▶ **Task to complete**: Tell how many lines of the material below hold "JSON". The reply is that number alone.

*** Data Section Begins ***

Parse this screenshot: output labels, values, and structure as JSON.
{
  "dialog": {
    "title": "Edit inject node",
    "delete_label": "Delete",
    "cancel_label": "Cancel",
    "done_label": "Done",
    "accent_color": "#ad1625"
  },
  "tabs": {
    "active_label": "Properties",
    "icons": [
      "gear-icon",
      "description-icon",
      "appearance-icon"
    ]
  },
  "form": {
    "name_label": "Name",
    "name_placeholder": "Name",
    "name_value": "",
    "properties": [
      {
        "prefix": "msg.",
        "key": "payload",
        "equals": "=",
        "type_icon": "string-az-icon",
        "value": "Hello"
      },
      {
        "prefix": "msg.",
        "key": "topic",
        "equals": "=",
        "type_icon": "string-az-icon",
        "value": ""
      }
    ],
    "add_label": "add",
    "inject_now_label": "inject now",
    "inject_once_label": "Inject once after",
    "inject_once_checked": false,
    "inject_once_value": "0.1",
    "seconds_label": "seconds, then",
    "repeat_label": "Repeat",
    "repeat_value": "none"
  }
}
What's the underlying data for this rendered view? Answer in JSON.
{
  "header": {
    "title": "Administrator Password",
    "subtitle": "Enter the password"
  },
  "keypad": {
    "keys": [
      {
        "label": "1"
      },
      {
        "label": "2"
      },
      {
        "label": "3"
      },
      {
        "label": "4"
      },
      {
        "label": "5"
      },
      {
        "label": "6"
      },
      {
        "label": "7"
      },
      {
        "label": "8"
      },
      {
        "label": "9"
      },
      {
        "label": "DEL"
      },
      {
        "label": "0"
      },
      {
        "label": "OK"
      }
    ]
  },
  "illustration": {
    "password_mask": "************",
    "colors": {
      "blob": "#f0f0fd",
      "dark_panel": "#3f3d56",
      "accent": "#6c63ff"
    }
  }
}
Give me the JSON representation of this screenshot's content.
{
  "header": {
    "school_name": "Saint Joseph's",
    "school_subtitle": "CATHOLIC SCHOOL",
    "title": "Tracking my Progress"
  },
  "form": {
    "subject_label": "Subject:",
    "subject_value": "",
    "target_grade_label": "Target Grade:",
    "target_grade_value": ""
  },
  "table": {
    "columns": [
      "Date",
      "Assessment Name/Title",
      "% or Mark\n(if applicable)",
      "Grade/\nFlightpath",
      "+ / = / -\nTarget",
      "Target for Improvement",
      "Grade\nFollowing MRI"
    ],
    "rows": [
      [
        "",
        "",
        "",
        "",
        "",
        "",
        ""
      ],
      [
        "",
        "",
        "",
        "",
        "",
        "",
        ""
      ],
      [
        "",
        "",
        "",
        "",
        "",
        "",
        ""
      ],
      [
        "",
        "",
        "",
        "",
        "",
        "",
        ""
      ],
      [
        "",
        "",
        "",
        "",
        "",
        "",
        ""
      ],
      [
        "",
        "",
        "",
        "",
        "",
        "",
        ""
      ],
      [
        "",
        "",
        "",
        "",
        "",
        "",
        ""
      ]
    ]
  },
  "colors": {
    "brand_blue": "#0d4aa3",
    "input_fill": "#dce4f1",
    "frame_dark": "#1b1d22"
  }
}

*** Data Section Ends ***

▶ **Written reply**: 3